This is how Twitter was hacked - The Cryptonomist
Twitter has published an official update that explains the way it was hacked on July 15th.
It is a partial overview of what happened, using the information collected so far. Twitter promises to publish a detailed technical report at a later date, following investigations conducted by law enforcement, and after completing work to raise the level of security of the service.
The partial report confirms that it was a social engineering attack on a limited number of employees of the company, launched through telephone phishing. The attack allowed the attackers to gain access to both the platform’s internal network and the specific credentials of some employees thanks to which they had access to internal support tools.
Once they entered the internal systems, they obtained information about company processes and turned their focus to other employees with access to account support tools. Thanks to their credentials, they were able to access 130 accounts.
Therefore, this was an issue related to the security of employee access levels.
With a team spread around the world to offer account support services, employees use proprietary tools to assist users and review content according to platform rules.

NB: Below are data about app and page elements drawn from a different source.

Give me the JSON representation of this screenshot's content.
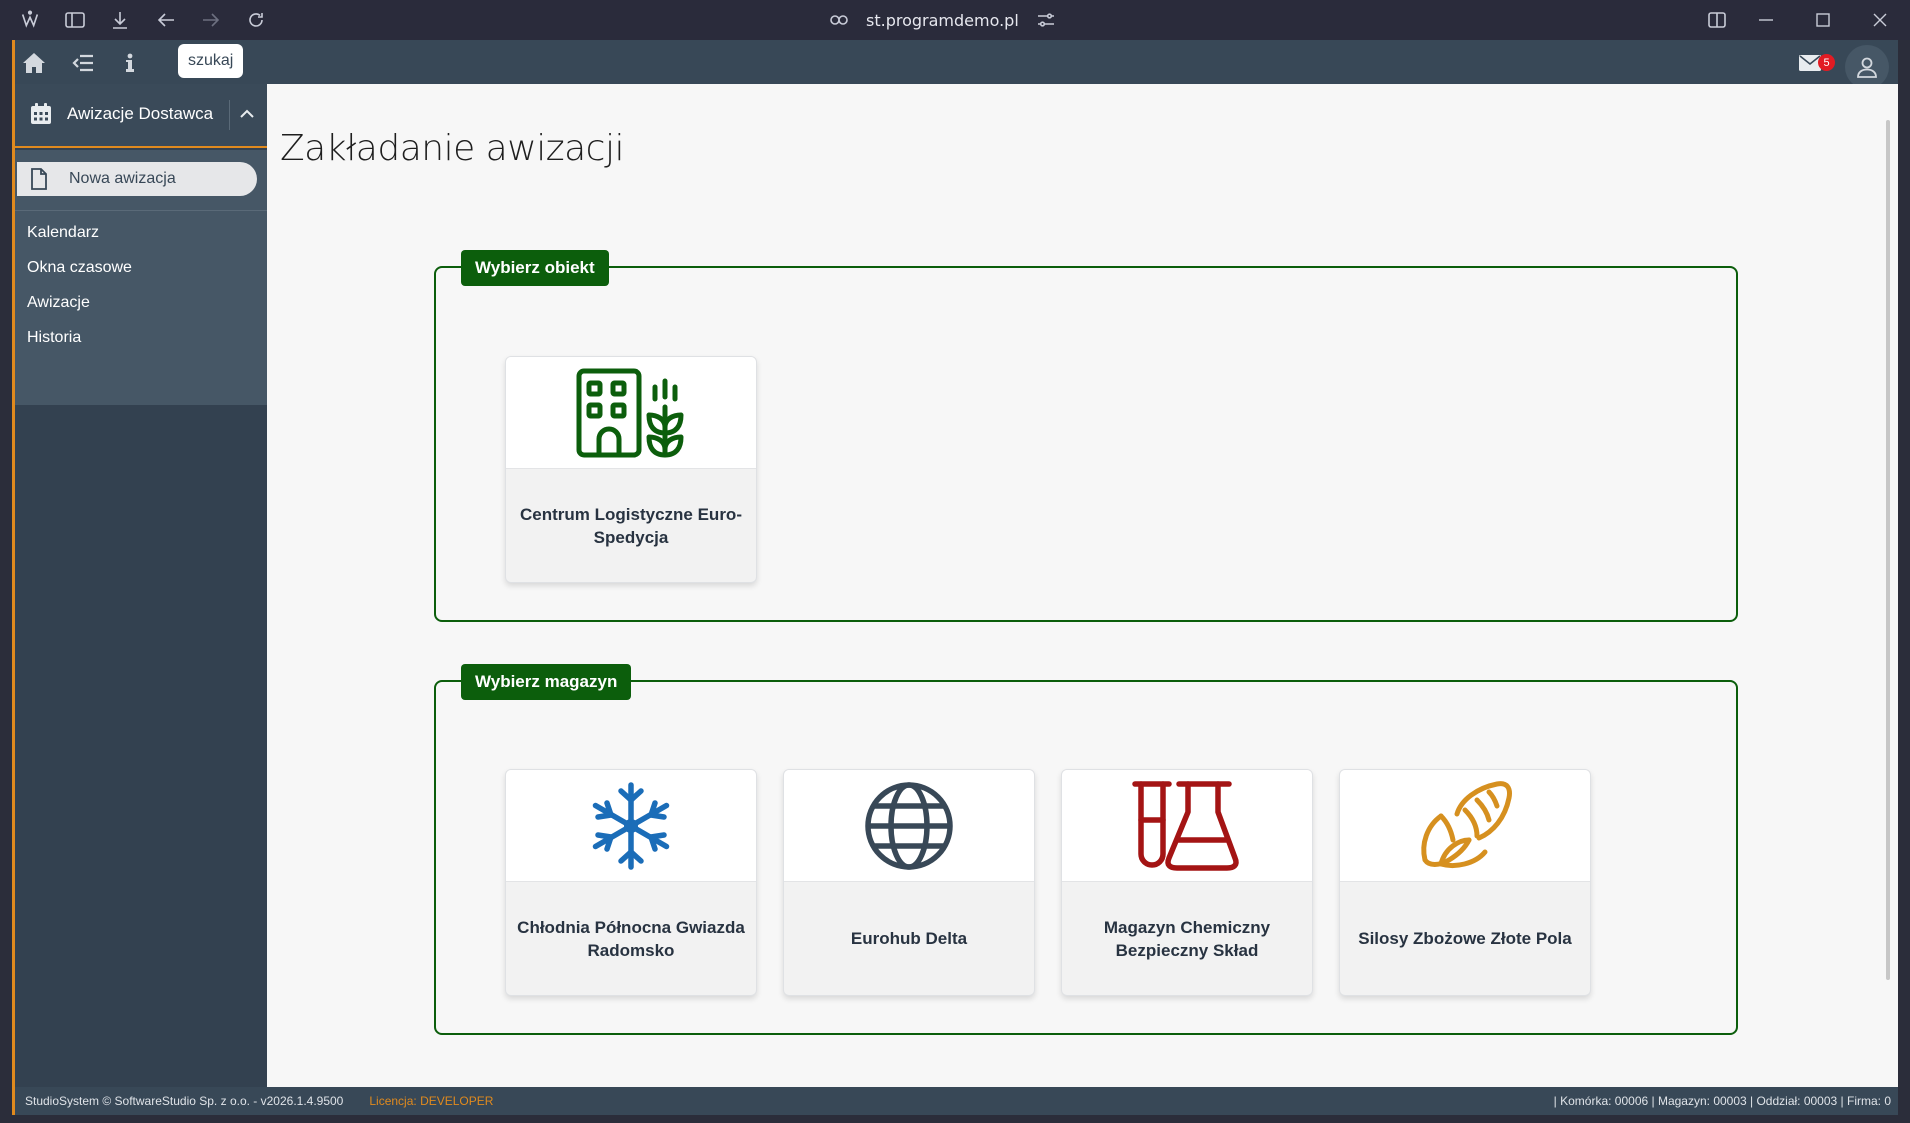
{
  "browser": {
    "url": "st.programdemo.pl"
  },
  "topbar": {
    "search_label": "szukaj",
    "mail_count": "5"
  },
  "sidebar": {
    "module_title": "Awizacje Dostawca",
    "new_item_label": "Nowa awizacja",
    "items": [
      {
        "label": "Kalendarz"
      },
      {
        "label": "Okna czasowe"
      },
      {
        "label": "Awizacje"
      },
      {
        "label": "Historia"
      }
    ]
  },
  "main": {
    "page_title": "Zakładanie awizacji",
    "object_section": {
      "legend": "Wybierz obiekt",
      "cards": [
        {
          "name": "Centrum Logistyczne Euro-Spedycja",
          "icon": "building-wheat-icon",
          "color": "#0c5e0c"
        }
      ]
    },
    "warehouse_section": {
      "legend": "Wybierz magazyn",
      "cards": [
        {
          "name": "Chłodnia Północna Gwiazda Radomsko",
          "icon": "snowflake-icon",
          "color": "#1b6db8"
        },
        {
          "name": "Eurohub Delta",
          "icon": "globe-icon",
          "color": "#384857"
        },
        {
          "name": "Magazyn Chemiczny Bezpieczny Skład",
          "icon": "flask-vial-icon",
          "color": "#a41414"
        },
        {
          "name": "Silosy Zbożowe Złote Pola",
          "icon": "wheat-ear-icon",
          "color": "#d6901f"
        }
      ]
    }
  },
  "footer": {
    "copyright": "StudioSystem © SoftwareStudio Sp. z o.o. - v2026.1.4.9500",
    "license_label": "Licencja:",
    "license_value": "DEVELOPER",
    "status": "| Komórka: 00006 | Magazyn: 00003 | Oddział: 00003 | Firma: 0"
  },
  "colors": {
    "accent": "#e08a1e",
    "brand_green": "#0c5e0c",
    "sidebar": "#334150",
    "topbar": "#384857"
  }
}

Access to these tools is strictly limited, but the attack was based on an organized attempt to trick some employees and exploit their vulnerabilities to gain access to internal systems.
In other words, the vulnerable link in the security system has been, as is often the case, the human one
Twitter hacked, how the platform is intervening
The company now claims to have significantly limited access to internal tools and systems, and as a result, some features are limited. This will result in slower responses to support requests, reported tweets and applications.
For the time being, it is not known when all functionalities will be fully restored.
Twitter also says they are improving methods to detect and prevent inappropriate access to internal systems and to prioritize the safe work of their teams. In addition, training drills will continue to be organized at the corporate level to learn how to defend against phishing.
Due in part to the Coronavirus emergency, Twitter, and many other companies, are in fact constrained to rely more and more on remote working, the so-called smart working, and this implies the use of internal tools that can be accessed remotely.
Therefore, the problem suffered by this platform due to this hack could happen again.